Content starts

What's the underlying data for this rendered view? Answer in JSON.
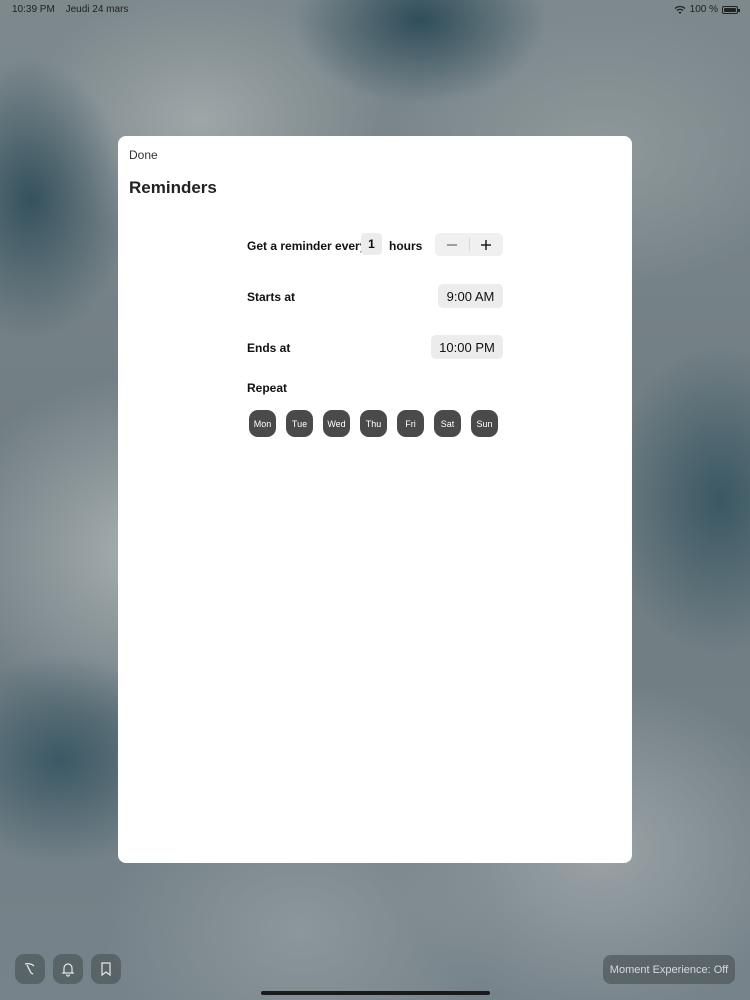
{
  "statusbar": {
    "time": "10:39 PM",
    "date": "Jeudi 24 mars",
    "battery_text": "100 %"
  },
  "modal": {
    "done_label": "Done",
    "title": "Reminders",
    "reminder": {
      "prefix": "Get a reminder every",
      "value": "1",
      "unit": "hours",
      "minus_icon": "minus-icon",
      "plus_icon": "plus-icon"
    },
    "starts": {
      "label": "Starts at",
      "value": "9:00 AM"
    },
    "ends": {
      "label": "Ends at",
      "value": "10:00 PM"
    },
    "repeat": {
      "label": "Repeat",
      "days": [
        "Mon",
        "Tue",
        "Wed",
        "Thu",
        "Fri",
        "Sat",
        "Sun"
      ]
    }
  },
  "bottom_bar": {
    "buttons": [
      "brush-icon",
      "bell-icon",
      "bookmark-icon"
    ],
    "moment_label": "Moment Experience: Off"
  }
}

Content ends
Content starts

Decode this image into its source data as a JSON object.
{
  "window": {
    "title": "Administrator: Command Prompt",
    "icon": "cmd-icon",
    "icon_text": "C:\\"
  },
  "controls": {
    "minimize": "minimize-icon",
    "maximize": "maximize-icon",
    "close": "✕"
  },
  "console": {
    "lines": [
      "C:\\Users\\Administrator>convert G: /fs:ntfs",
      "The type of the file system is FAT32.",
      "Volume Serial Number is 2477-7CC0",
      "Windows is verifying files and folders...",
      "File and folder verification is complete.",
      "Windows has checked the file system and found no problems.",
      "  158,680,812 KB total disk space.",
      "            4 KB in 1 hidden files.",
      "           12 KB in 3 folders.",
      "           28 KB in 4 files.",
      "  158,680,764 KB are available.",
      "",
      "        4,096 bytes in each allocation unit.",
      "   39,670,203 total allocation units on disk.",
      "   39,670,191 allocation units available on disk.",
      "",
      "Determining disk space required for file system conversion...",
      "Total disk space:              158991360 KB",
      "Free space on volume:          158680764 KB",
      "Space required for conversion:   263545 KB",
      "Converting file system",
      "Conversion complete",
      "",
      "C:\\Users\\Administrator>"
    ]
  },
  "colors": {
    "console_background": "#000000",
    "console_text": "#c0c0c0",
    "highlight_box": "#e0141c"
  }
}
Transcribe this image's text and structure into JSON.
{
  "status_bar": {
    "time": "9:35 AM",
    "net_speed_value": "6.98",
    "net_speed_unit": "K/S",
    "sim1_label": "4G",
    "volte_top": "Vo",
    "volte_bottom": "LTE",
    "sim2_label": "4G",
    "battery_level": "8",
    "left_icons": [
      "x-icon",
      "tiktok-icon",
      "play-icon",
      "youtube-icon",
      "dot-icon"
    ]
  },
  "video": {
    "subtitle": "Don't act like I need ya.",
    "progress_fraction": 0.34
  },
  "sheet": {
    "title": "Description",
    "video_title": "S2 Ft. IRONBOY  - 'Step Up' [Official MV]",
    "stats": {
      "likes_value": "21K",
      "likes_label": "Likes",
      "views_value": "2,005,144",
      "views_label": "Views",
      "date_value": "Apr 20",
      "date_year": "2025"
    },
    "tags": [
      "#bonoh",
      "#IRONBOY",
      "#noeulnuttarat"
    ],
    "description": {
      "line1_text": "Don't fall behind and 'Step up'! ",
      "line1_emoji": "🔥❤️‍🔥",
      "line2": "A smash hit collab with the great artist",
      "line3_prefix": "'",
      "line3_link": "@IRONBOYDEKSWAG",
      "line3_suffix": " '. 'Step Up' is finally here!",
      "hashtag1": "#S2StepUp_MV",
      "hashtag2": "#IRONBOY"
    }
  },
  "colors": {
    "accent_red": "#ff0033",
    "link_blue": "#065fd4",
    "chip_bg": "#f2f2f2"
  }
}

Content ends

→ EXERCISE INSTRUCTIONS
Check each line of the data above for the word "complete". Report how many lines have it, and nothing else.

→ WORKED SOLUTION
2